WHAT YOU HAVE TO DO
Line by line, set down the records exactly as they appear below.

[DATA FOR THE TASK — start]

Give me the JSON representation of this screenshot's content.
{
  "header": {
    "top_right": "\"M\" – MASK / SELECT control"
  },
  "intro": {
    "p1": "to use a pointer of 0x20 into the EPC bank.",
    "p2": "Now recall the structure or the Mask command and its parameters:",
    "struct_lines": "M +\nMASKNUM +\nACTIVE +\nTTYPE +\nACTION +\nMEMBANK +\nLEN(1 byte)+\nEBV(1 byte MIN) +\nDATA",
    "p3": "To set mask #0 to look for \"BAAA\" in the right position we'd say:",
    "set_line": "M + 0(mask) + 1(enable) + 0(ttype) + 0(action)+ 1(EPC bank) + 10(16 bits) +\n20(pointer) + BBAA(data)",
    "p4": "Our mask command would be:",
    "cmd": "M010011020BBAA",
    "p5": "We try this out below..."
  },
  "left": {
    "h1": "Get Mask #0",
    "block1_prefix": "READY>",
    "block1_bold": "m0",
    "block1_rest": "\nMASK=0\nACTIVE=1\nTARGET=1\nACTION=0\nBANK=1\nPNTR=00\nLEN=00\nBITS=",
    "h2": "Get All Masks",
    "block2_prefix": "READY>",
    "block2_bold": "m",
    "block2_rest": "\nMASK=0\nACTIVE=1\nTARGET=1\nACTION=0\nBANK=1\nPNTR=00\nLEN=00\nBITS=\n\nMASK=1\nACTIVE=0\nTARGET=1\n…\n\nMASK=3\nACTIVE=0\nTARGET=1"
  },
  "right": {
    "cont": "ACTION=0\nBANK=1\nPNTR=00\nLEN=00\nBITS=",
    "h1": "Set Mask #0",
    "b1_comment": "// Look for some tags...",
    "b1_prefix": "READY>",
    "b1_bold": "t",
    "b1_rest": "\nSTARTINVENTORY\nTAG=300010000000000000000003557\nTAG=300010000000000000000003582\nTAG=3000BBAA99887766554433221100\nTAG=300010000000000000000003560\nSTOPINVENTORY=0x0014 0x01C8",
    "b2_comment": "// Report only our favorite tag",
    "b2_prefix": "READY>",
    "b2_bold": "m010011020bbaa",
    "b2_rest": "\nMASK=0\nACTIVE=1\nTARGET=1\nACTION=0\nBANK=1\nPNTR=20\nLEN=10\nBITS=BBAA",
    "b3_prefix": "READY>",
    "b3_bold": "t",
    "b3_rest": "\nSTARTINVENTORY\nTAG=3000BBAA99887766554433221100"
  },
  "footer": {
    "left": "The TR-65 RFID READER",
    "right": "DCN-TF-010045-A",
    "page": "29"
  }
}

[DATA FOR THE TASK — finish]

RESPONSE AREA
Give me the JSON representation of this screenshot's content.
{
  "header": {
    "top_right": "\"M\" – MASK / SELECT control"
  },
  "intro": {
    "p1": "to use a pointer of 0x20 into the EPC bank.",
    "p2": "Now recall the structure or the Mask command and its parameters:",
    "struct_lines": "M +\nMASKNUM +\nACTIVE +\nTTYPE +\nACTION +\nMEMBANK +\nLEN(1 byte)+\nEBV(1 byte MIN) +\nDATA",
    "p3": "To set mask #0 to look for \"BAAA\" in the right position we'd say:",
    "set_line": "M + 0(mask) + 1(enable) + 0(ttype) + 0(action)+ 1(EPC bank) + 10(16 bits) +\n20(pointer) + BBAA(data)",
    "p4": "Our mask command would be:",
    "cmd": "M010011020BBAA",
    "p5": "We try this out below..."
  },
  "left": {
    "h1": "Get Mask #0",
    "block1_prefix": "READY>",
    "block1_bold": "m0",
    "block1_rest": "\nMASK=0\nACTIVE=1\nTARGET=1\nACTION=0\nBANK=1\nPNTR=00\nLEN=00\nBITS=",
    "h2": "Get All Masks",
    "block2_prefix": "READY>",
    "block2_bold": "m",
    "block2_rest": "\nMASK=0\nACTIVE=1\nTARGET=1\nACTION=0\nBANK=1\nPNTR=00\nLEN=00\nBITS=\n\nMASK=1\nACTIVE=0\nTARGET=1\n…\n\nMASK=3\nACTIVE=0\nTARGET=1"
  },
  "right": {
    "cont": "ACTION=0\nBANK=1\nPNTR=00\nLEN=00\nBITS=",
    "h1": "Set Mask #0",
    "b1_comment": "// Look for some tags...",
    "b1_prefix": "READY>",
    "b1_bold": "t",
    "b1_rest": "\nSTARTINVENTORY\nTAG=300010000000000000000003557\nTAG=300010000000000000000003582\nTAG=3000BBAA99887766554433221100\nTAG=300010000000000000000003560\nSTOPINVENTORY=0x0014 0x01C8",
    "b2_comment": "// Report only our favorite tag",
    "b2_prefix": "READY>",
    "b2_bold": "m010011020bbaa",
    "b2_rest": "\nMASK=0\nACTIVE=1\nTARGET=1\nACTION=0\nBANK=1\nPNTR=20\nLEN=10\nBITS=BBAA",
    "b3_prefix": "READY>",
    "b3_bold": "t",
    "b3_rest": "\nSTARTINVENTORY\nTAG=3000BBAA99887766554433221100"
  },
  "footer": {
    "left": "The TR-65 RFID READER",
    "right": "DCN-TF-010045-A",
    "page": "29"
  }
}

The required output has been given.